(Notes from presentation by Professor Nekima Levy-Pounds)
- It best to start looking for fellowships early on, narrow down your areas of interest and seek fellowships available in those areas.
- Look for ways to gain experience, through volunteer work, clinic, mentor program, CLE’s, etc. Make yourself a valuable candidate; be able to exhibit substantive experience and passion. You also need to be building relationships with potential references.
- Read the Comprehensive Fellowship Guide (available at CPD and online) and Guerilla Tactics for Getting the Legal Job of Your Dreams.
- Once you have found fellowship opportunities for which you would like to apply read and re-read the posting: memorize all requirements, make sure you are interested, qualified, and that you think it will be a good fit.
- Research the sponsoring organization or firm on the internet: read about past fellows, their qualifications, experiences, etc. Learn about areas of practice or focus issues. Read any news articles on the firm's/organization's work.

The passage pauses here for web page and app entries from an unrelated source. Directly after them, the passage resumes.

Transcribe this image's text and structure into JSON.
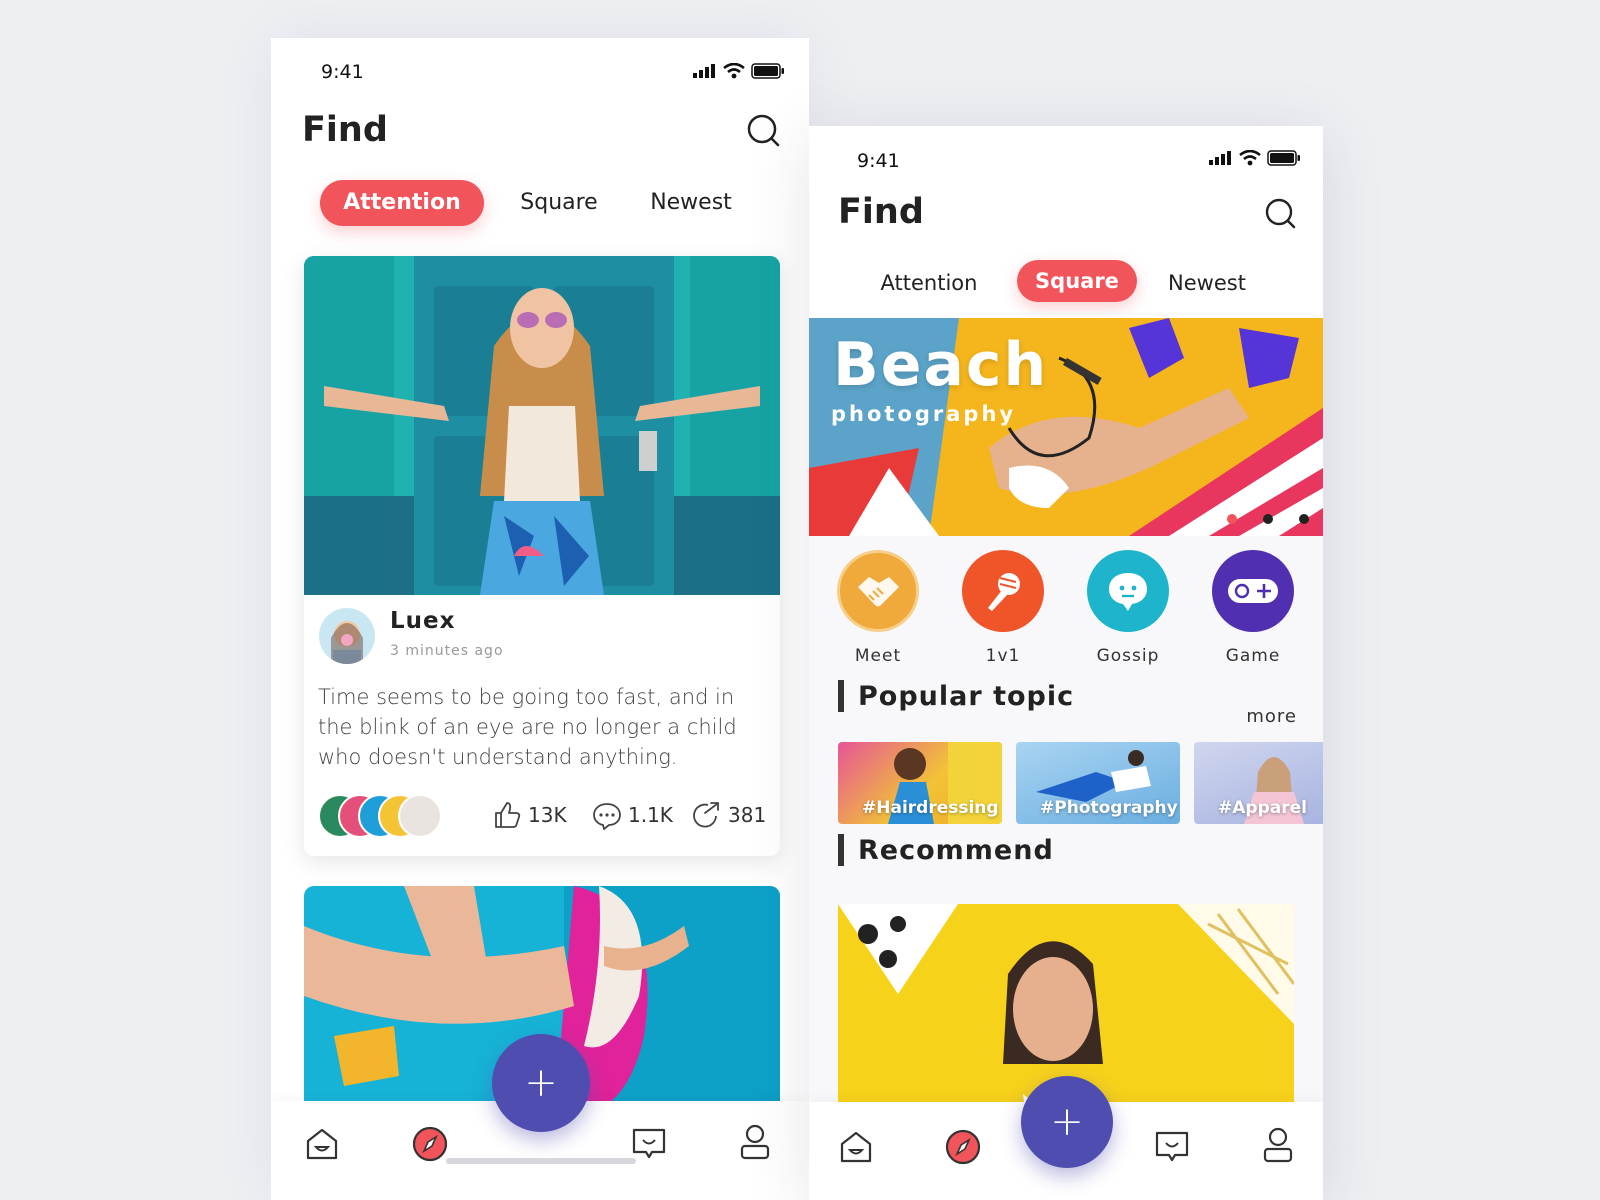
{
  "left_screen": {
    "status": {
      "time": "9:41"
    },
    "title": "Find",
    "tabs": [
      {
        "label": "Attention",
        "active": true
      },
      {
        "label": "Square",
        "active": false
      },
      {
        "label": "Newest",
        "active": false
      }
    ],
    "post": {
      "user": "Luex",
      "time_ago": "3 minutes ago",
      "text": "Time seems to be going too fast, and in the blink of an eye are no longer a child who doesn't understand anything.",
      "likes": "13K",
      "comments": "1.1K",
      "shares": "381"
    },
    "tabbar": [
      "home-icon",
      "discover-icon",
      "add-button",
      "messages-icon",
      "profile-icon"
    ]
  },
  "right_screen": {
    "status": {
      "time": "9:41"
    },
    "title": "Find",
    "tabs": [
      {
        "label": "Attention",
        "active": false
      },
      {
        "label": "Square",
        "active": true
      },
      {
        "label": "Newest",
        "active": false
      }
    ],
    "banner": {
      "title": "Beach",
      "subtitle": "photography",
      "slides": 3,
      "active_slide": 1
    },
    "categories": [
      {
        "label": "Meet",
        "color": "#f0a93b",
        "icon": "handshake-icon"
      },
      {
        "label": "1v1",
        "color": "#f0552a",
        "icon": "microphone-icon"
      },
      {
        "label": "Gossip",
        "color": "#1eb5cc",
        "icon": "chat-bubble-icon"
      },
      {
        "label": "Game",
        "color": "#5030b0",
        "icon": "gamepad-icon"
      }
    ],
    "popular": {
      "heading": "Popular topic",
      "more": "more",
      "topics": [
        "#Hairdressing",
        "#Photography",
        "#Apparel"
      ]
    },
    "recommend": {
      "heading": "Recommend"
    }
  },
  "colors": {
    "accent": "#f2545b",
    "fab": "#4f4eb0",
    "text": "#222222"
  }
}
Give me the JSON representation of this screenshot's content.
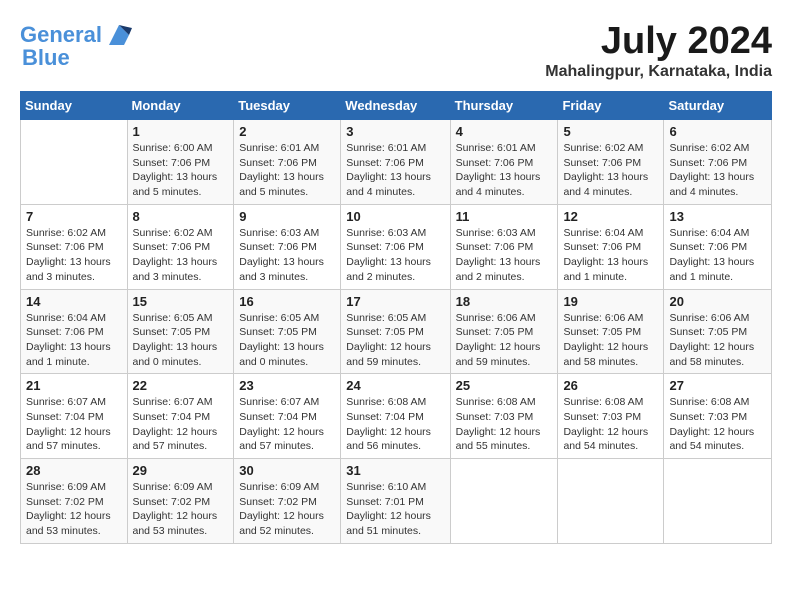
{
  "header": {
    "logo_line1": "General",
    "logo_line2": "Blue",
    "month_year": "July 2024",
    "location": "Mahalingpur, Karnataka, India"
  },
  "calendar": {
    "days_of_week": [
      "Sunday",
      "Monday",
      "Tuesday",
      "Wednesday",
      "Thursday",
      "Friday",
      "Saturday"
    ],
    "weeks": [
      [
        {
          "day": "",
          "detail": ""
        },
        {
          "day": "1",
          "detail": "Sunrise: 6:00 AM\nSunset: 7:06 PM\nDaylight: 13 hours\nand 5 minutes."
        },
        {
          "day": "2",
          "detail": "Sunrise: 6:01 AM\nSunset: 7:06 PM\nDaylight: 13 hours\nand 5 minutes."
        },
        {
          "day": "3",
          "detail": "Sunrise: 6:01 AM\nSunset: 7:06 PM\nDaylight: 13 hours\nand 4 minutes."
        },
        {
          "day": "4",
          "detail": "Sunrise: 6:01 AM\nSunset: 7:06 PM\nDaylight: 13 hours\nand 4 minutes."
        },
        {
          "day": "5",
          "detail": "Sunrise: 6:02 AM\nSunset: 7:06 PM\nDaylight: 13 hours\nand 4 minutes."
        },
        {
          "day": "6",
          "detail": "Sunrise: 6:02 AM\nSunset: 7:06 PM\nDaylight: 13 hours\nand 4 minutes."
        }
      ],
      [
        {
          "day": "7",
          "detail": "Sunrise: 6:02 AM\nSunset: 7:06 PM\nDaylight: 13 hours\nand 3 minutes."
        },
        {
          "day": "8",
          "detail": "Sunrise: 6:02 AM\nSunset: 7:06 PM\nDaylight: 13 hours\nand 3 minutes."
        },
        {
          "day": "9",
          "detail": "Sunrise: 6:03 AM\nSunset: 7:06 PM\nDaylight: 13 hours\nand 3 minutes."
        },
        {
          "day": "10",
          "detail": "Sunrise: 6:03 AM\nSunset: 7:06 PM\nDaylight: 13 hours\nand 2 minutes."
        },
        {
          "day": "11",
          "detail": "Sunrise: 6:03 AM\nSunset: 7:06 PM\nDaylight: 13 hours\nand 2 minutes."
        },
        {
          "day": "12",
          "detail": "Sunrise: 6:04 AM\nSunset: 7:06 PM\nDaylight: 13 hours\nand 1 minute."
        },
        {
          "day": "13",
          "detail": "Sunrise: 6:04 AM\nSunset: 7:06 PM\nDaylight: 13 hours\nand 1 minute."
        }
      ],
      [
        {
          "day": "14",
          "detail": "Sunrise: 6:04 AM\nSunset: 7:06 PM\nDaylight: 13 hours\nand 1 minute."
        },
        {
          "day": "15",
          "detail": "Sunrise: 6:05 AM\nSunset: 7:05 PM\nDaylight: 13 hours\nand 0 minutes."
        },
        {
          "day": "16",
          "detail": "Sunrise: 6:05 AM\nSunset: 7:05 PM\nDaylight: 13 hours\nand 0 minutes."
        },
        {
          "day": "17",
          "detail": "Sunrise: 6:05 AM\nSunset: 7:05 PM\nDaylight: 12 hours\nand 59 minutes."
        },
        {
          "day": "18",
          "detail": "Sunrise: 6:06 AM\nSunset: 7:05 PM\nDaylight: 12 hours\nand 59 minutes."
        },
        {
          "day": "19",
          "detail": "Sunrise: 6:06 AM\nSunset: 7:05 PM\nDaylight: 12 hours\nand 58 minutes."
        },
        {
          "day": "20",
          "detail": "Sunrise: 6:06 AM\nSunset: 7:05 PM\nDaylight: 12 hours\nand 58 minutes."
        }
      ],
      [
        {
          "day": "21",
          "detail": "Sunrise: 6:07 AM\nSunset: 7:04 PM\nDaylight: 12 hours\nand 57 minutes."
        },
        {
          "day": "22",
          "detail": "Sunrise: 6:07 AM\nSunset: 7:04 PM\nDaylight: 12 hours\nand 57 minutes."
        },
        {
          "day": "23",
          "detail": "Sunrise: 6:07 AM\nSunset: 7:04 PM\nDaylight: 12 hours\nand 57 minutes."
        },
        {
          "day": "24",
          "detail": "Sunrise: 6:08 AM\nSunset: 7:04 PM\nDaylight: 12 hours\nand 56 minutes."
        },
        {
          "day": "25",
          "detail": "Sunrise: 6:08 AM\nSunset: 7:03 PM\nDaylight: 12 hours\nand 55 minutes."
        },
        {
          "day": "26",
          "detail": "Sunrise: 6:08 AM\nSunset: 7:03 PM\nDaylight: 12 hours\nand 54 minutes."
        },
        {
          "day": "27",
          "detail": "Sunrise: 6:08 AM\nSunset: 7:03 PM\nDaylight: 12 hours\nand 54 minutes."
        }
      ],
      [
        {
          "day": "28",
          "detail": "Sunrise: 6:09 AM\nSunset: 7:02 PM\nDaylight: 12 hours\nand 53 minutes."
        },
        {
          "day": "29",
          "detail": "Sunrise: 6:09 AM\nSunset: 7:02 PM\nDaylight: 12 hours\nand 53 minutes."
        },
        {
          "day": "30",
          "detail": "Sunrise: 6:09 AM\nSunset: 7:02 PM\nDaylight: 12 hours\nand 52 minutes."
        },
        {
          "day": "31",
          "detail": "Sunrise: 6:10 AM\nSunset: 7:01 PM\nDaylight: 12 hours\nand 51 minutes."
        },
        {
          "day": "",
          "detail": ""
        },
        {
          "day": "",
          "detail": ""
        },
        {
          "day": "",
          "detail": ""
        }
      ]
    ]
  }
}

- Use research for filling out the application and tailoring your resume and cover letter to the specifications or requirements of the application; if possible use the terms/language directly from the application.
- experience that is directly relevant
- experience that is related to the fellowship (i.e., skills that are transferable to fellowship)
- send the impression that you are competent and capable of surviving in the legal world
- pull key skill words from the application and highlight them on your resume (assuming you've demonstrated such skills in the past, of course)
- Cover letter: capture the magnitude of your skills
- crafted specifically to the organization/firm
- make yourself, skills, experiences stand out show your passion
- do not regurgitate information included in your resume highlight things which are not readily apparent
- try to start with something unique about yourself your background, passion, etc. Express to the organization/firm who you are and why you are a good fit for the position.
- Does the application include a project proposal?
- Brainstorm what you would like to do with the resources provided.
- Make your proposal unique but feasible
- Find a professor who may be able to advise you in that area
- Tailor the proposal to a specific practice area or area of focus of the firm/organization.
- Do more research: contact past fellows if possible; obtain available information on who will be interviewing you learn all you can about them.
- Have someone look over the entire package before sending it off check for typos, grammar, etc.
- Prepare, prepare, prepare.
- Do extensive research on the organization or firm that you will be interviewing with, attorneys or employees who work there and past fellows. Often past (or present) fellows are more then willing to discuss their experiences and can give great insider tips on who will be interviewing you.
- Review CPD's Interviewing Tips
- Participate in mock interviews, go over previous research, think of questions to ask, be confident, relaxed, comfortable.
- Be sure to send thank you notes after the interview.
- References often are a decisive factor in whether or not you receive the fellowship. Thus, it is crucial that you have glowing, positive references.
- Inform your references early on of the fellowship you are applying for, and provide them with a copy of your resume, cover letter and application.
- Be sure they are well equipped to speak on your behalf, and that they know you well and are willing to give a great recommendation.